How did the researchers interpret the results?

The researchers said that a wide deprivation gap exists in stillbirth rates for most causes and is not diminishing.

It is particularly interesting that unexplained stillbirths accounted for 50% of the deprivation gap. This suggests that a better understanding of the causes of these stillbirths, and why they are linked to deprivation, could lead to taking appropriate action to reduce the stillbirth rate.


This is a well-conducted and well-reported eight-year study. It provides a numerical estimate for the deprivation gap that exists in outcomes of pregnancy care. The authors’ suggestion that more detailed information should be collected is sensible.

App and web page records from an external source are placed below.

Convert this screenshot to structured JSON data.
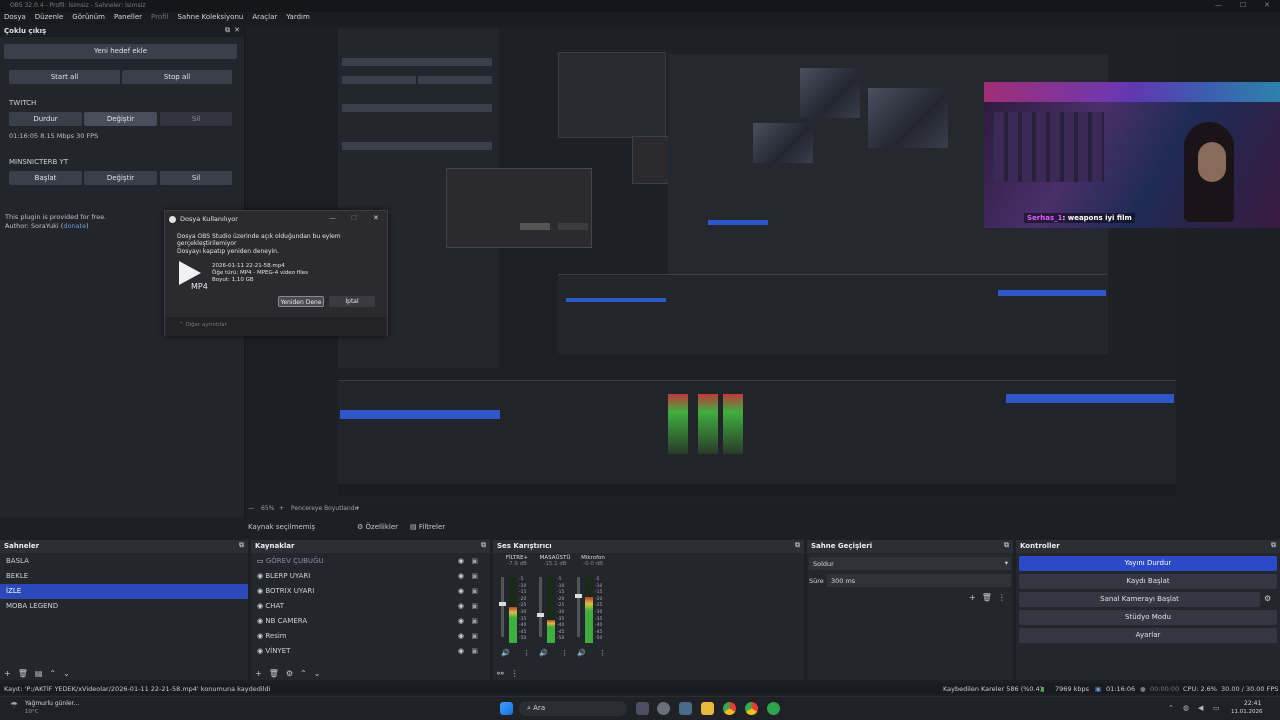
{
  "window": {
    "title": "OBS 32.0.4 - Profil: İsimsiz - Sahneler: İsimsiz"
  },
  "menu": [
    "Dosya",
    "Düzenle",
    "Görünüm",
    "Paneller",
    "Profil",
    "Sahne Koleksiyonu",
    "Araçlar",
    "Yardım"
  ],
  "multi_output": {
    "title": "Çoklu çıkış",
    "new_target": "Yeni hedef ekle",
    "start_all": "Start all",
    "stop_all": "Stop all",
    "targets": [
      {
        "name": "TWITCH",
        "primary": "Durdur",
        "edit": "Değiştir",
        "delete": "Sil",
        "stats": "01:16:05  8.15 Mbps  30 FPS"
      },
      {
        "name": "MINSNICTERB YT",
        "primary": "Başlat",
        "edit": "Değiştir",
        "delete": "Sil"
      }
    ],
    "plugin_note": "This plugin is provided for free.",
    "author_prefix": "Author: SoraYuki (",
    "author_link": "donate",
    "author_suffix": ")"
  },
  "dialog": {
    "title": "Dosya Kullanılıyor",
    "message": "Dosya OBS Studio üzerinde açık olduğundan bu eylem gerçekleştirilemiyor",
    "retry_hint": "Dosyayı kapatıp yeniden deneyin.",
    "file_name": "2026-01-11 22-21-58.mp4",
    "file_type": "Öğe türü: MP4 - MPEG-4 video files",
    "file_size": "Boyut: 1,10 GB",
    "badge": "MP4",
    "retry": "Yeniden Dene",
    "cancel": "İptal",
    "more": "Diğer ayrıntılar"
  },
  "preview": {
    "zoom": "65%",
    "fit": "Pencereye Boyutlandır"
  },
  "chat": {
    "user": "Serhas_1",
    "message": ": weapons iyi film"
  },
  "source_bar": {
    "selected": "Kaynak seçilmemiş",
    "properties": "Özellikler",
    "filters": "Filtreler"
  },
  "scenes": {
    "title": "Sahneler",
    "items": [
      "BASLA",
      "BEKLE",
      "İZLE",
      "MOBA LEGEND"
    ],
    "selected": 2
  },
  "sources": {
    "title": "Kaynaklar",
    "items": [
      "GÖREV ÇUBUĞU",
      "BLERP UYARI",
      "BOTRIX UYARI",
      "CHAT",
      "NB CAMERA",
      "Resim",
      "VİNYET"
    ]
  },
  "mixer": {
    "title": "Ses Karıştırıcı",
    "channels": [
      {
        "name": "FİLTRE+",
        "db": "-7.9 dB",
        "level": 0.55
      },
      {
        "name": "MASAÜSTÜ",
        "db": "-15.1 dB",
        "level": 0.35
      },
      {
        "name": "Mikrofon",
        "db": "-0.0 dB",
        "level": 0.7
      }
    ],
    "scale": [
      "-5",
      "-10",
      "-15",
      "-20",
      "-25",
      "-30",
      "-35",
      "-40",
      "-45",
      "-50"
    ]
  },
  "transitions": {
    "title": "Sahne Geçişleri",
    "type": "Soldur",
    "duration_label": "Süre",
    "duration": "300 ms"
  },
  "controls": {
    "title": "Kontroller",
    "items": [
      "Yayını Durdur",
      "Kaydı Başlat",
      "Sanal Kamerayı Başlat",
      "Stüdyo Modu",
      "Ayarlar"
    ]
  },
  "status": {
    "saved": "Kayıt: 'P:/AKTİF YEDEK/xVideolar/2026-01-11 22-21-58.mp4' konumuna kaydedildi",
    "dropped": "Kaybedilen Kareler 586 (%0.4)",
    "kbps": "7969 kbps",
    "stream_time": "01:16:06",
    "rec_time": "00:00:00",
    "cpu": "CPU: 2.6%",
    "fps": "30.00 / 30.00 FPS"
  },
  "taskbar": {
    "weather": "Yağmurlu günler...",
    "temp": "10°C",
    "search": "Ara",
    "time": "22:41",
    "date": "11.01.2026"
  },
  "colors": {
    "accent": "#2b49c8",
    "selected": "#2b49b8",
    "meter_green": "#3fae3f",
    "meter_red": "#c03a3a"
  }
}
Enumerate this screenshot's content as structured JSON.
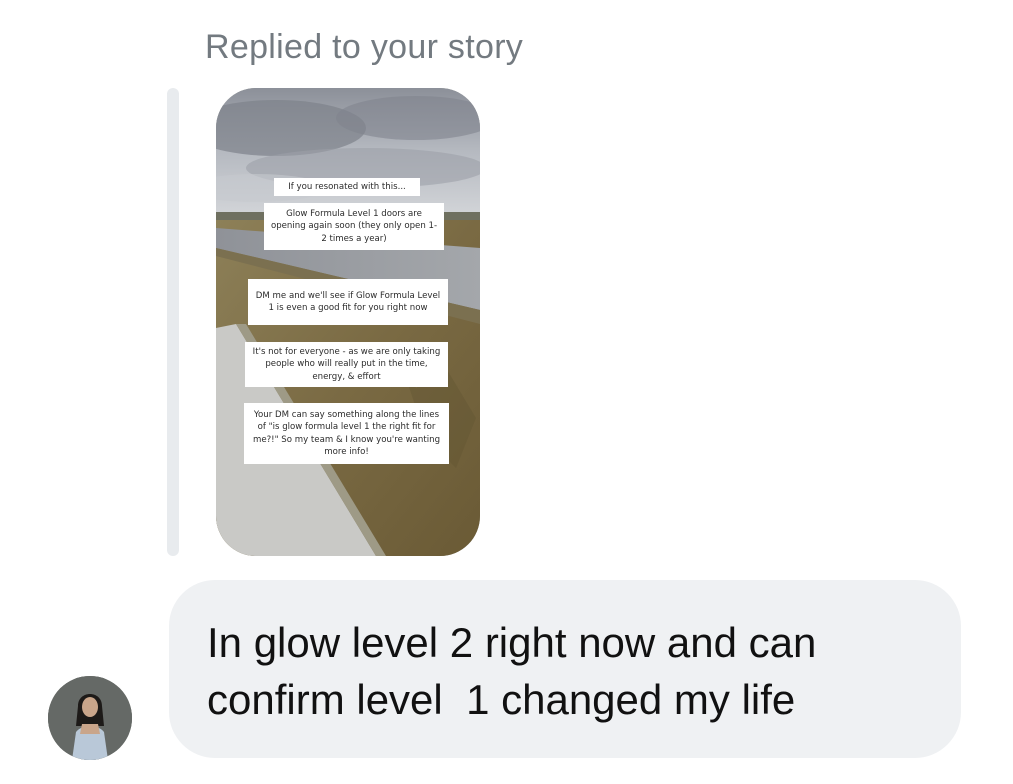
{
  "reply_label": "Replied to your story",
  "story": {
    "texts": [
      "If you resonated with this...",
      "Glow Formula Level 1 doors are opening again soon (they only open 1-2 times a year)",
      "DM me and we'll see if Glow Formula Level 1 is even a good fit for you right now",
      "It's not for everyone - as we are only taking people who will really put in the time, energy, & effort",
      "Your DM can say something along the lines of \"is glow formula level 1 the right fit for me?!\" So my team & I know you're wanting more info!"
    ]
  },
  "message": {
    "text": "In glow level 2 right now and can\nconfirm level  1 changed my life"
  },
  "colors": {
    "bubble": "#eff1f3",
    "label": "#737a80",
    "reply_bar": "#e8ebee"
  }
}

This could help to identify preventable, avoidable or modifiable risk factors and ways to prevent, avoid or modify them.

Having said that, there are some small limitations to the study acknowledged by the authors, including:

  • As individual-level information was not available, the researchers were unable to adjust for factors such as smoking status, which is known to be linked to stillbirth rates.

  • Recording cause of death for stillbirths can be complex. There is no consensus on which is the best among the 35 published classifications. Some of these rely on advanced genetic and imaging techniques to identify a cause, which may not be available in all locations or circumstances.

  • A two-fold increase in stillbirth rates, at around 44 per 100,000 population, may seem small. However, when extrapolated to the population of England this may be important. The researchers said that if the stillbirth rates seen in the least deprived areas were seen throughout the population, the number of stillbirths in England would decrease by one third, or nearly 900 fewer each year.

Studying routine collected data in this way allows health policymakers to monitor health trends - in this case stillbirths. By highlighting causes of death, particularly those like antepartum haemorrhage that might be preventable, this study will help policy-makers to focus their action.

NHS Attribution